- Hard copies of your payroll files. If everything is down and you have to calculate paychecks manually, you will need basic information for each employee in order to do so. Keep a paper file containing each employee’s basic payroll and deduction information. Add new employees as they are hired and update your file annually. Some of their deductions may have changed throughout the year, but most of those changes will be relatively minor and can be adjusted for after the emergency has subsided.
- A thumb drive containing copies of your payroll files. Following the same concepts of the first two bullet points, having this information on a thumb drive will allow you to process a relatively accurate payroll from anywhere.
There are some security risks involved, however, and you will need to establish a policy that protects against those risks. For example, the main idea of keeping the information on a thumb drive is that it is portable—if your office is destroyed or inaccessible, the hard copies you’ve filed away won’t do you any good. Neither will the thumb drive if you store it in your office. You need to establish a remote, yet safe, place to securely store this data.

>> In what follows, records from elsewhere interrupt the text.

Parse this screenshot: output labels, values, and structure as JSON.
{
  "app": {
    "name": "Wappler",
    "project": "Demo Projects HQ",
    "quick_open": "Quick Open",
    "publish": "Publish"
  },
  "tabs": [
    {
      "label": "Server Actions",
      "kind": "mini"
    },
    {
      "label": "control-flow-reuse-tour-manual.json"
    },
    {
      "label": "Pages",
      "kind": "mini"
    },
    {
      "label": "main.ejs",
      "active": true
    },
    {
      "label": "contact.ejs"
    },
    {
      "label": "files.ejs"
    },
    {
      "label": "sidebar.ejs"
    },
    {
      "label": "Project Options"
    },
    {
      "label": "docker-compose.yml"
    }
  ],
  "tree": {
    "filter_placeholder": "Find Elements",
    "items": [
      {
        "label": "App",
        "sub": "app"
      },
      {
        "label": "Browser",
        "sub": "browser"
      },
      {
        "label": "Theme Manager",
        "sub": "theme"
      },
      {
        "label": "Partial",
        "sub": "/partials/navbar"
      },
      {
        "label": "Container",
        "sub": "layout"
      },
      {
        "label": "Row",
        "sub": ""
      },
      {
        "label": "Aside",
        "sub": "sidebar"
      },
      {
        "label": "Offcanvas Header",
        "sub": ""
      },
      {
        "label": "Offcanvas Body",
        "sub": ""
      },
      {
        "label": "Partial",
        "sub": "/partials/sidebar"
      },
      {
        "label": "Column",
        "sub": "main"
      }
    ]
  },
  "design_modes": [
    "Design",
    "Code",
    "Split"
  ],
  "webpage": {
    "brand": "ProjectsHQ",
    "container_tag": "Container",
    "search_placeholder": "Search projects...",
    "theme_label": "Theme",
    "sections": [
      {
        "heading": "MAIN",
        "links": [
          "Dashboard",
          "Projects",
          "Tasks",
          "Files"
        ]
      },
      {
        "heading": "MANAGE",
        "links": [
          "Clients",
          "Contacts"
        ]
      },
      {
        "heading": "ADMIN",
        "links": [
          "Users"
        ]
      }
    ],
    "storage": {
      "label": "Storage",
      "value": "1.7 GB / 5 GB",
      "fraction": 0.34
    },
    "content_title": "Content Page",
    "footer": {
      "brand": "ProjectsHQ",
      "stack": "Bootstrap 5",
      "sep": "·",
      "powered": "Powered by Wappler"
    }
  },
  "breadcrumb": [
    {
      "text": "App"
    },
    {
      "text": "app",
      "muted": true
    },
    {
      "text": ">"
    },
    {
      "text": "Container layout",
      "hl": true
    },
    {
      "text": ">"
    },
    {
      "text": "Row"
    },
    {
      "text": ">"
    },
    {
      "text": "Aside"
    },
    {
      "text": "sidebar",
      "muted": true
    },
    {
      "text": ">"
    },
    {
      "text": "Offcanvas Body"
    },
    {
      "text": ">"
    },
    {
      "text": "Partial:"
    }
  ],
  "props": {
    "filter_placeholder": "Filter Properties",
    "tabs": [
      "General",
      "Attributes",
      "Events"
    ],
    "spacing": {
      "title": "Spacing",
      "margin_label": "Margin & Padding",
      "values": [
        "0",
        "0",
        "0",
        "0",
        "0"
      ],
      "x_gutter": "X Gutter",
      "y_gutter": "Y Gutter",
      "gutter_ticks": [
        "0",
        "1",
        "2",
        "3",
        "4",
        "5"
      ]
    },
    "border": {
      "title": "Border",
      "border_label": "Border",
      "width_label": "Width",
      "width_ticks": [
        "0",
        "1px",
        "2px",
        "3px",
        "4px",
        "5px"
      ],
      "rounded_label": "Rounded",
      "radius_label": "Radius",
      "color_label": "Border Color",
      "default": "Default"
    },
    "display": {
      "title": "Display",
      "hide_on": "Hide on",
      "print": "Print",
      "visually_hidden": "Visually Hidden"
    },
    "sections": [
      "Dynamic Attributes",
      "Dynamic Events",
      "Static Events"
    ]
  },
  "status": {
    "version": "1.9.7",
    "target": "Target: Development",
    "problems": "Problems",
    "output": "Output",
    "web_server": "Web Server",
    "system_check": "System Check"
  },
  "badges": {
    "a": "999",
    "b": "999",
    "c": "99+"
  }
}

Create an Effective Plan
Creating an effective continuity plan for the payroll department involves a comprehensive review and analysis of a variety of worst-case disaster scenarios. The plan should identify functions that are critical and essential and analyze which of those functions are most likely to be disrupted during various emergencies. It should then provide the approved procedures to mitigate these disruptions. It should consider both immediate needs and long-term needs, should the situation become prolonged. It should address, first and foremost, the operational difficulties, but also the financial and logistical concerns. It should outline step-by-step procedures that will guide you or your staff through processing payroll under the emergency conditions. An effective plan will minimize your reliance on technological resources. It should allow you to process payroll without the use of a computer and with minimal to no assistance from other employees. And finally, one of the most valuable assets it can provide is to establish a remote location to store backup files for essential information.
If you need help getting started, there are templates available online at www.ready.gov and a free analysis of your plan at www.readyrating.org. You can also reach out to your colleagues at the APA, who are always willing to help.
Mary Brown, FPC, is the Payroll Specialist at Leon County Sheriff’s Office. She is also the Tallahassee Chapter Treasurer and a new member of the Board of Contributing Writers for PAYTECH.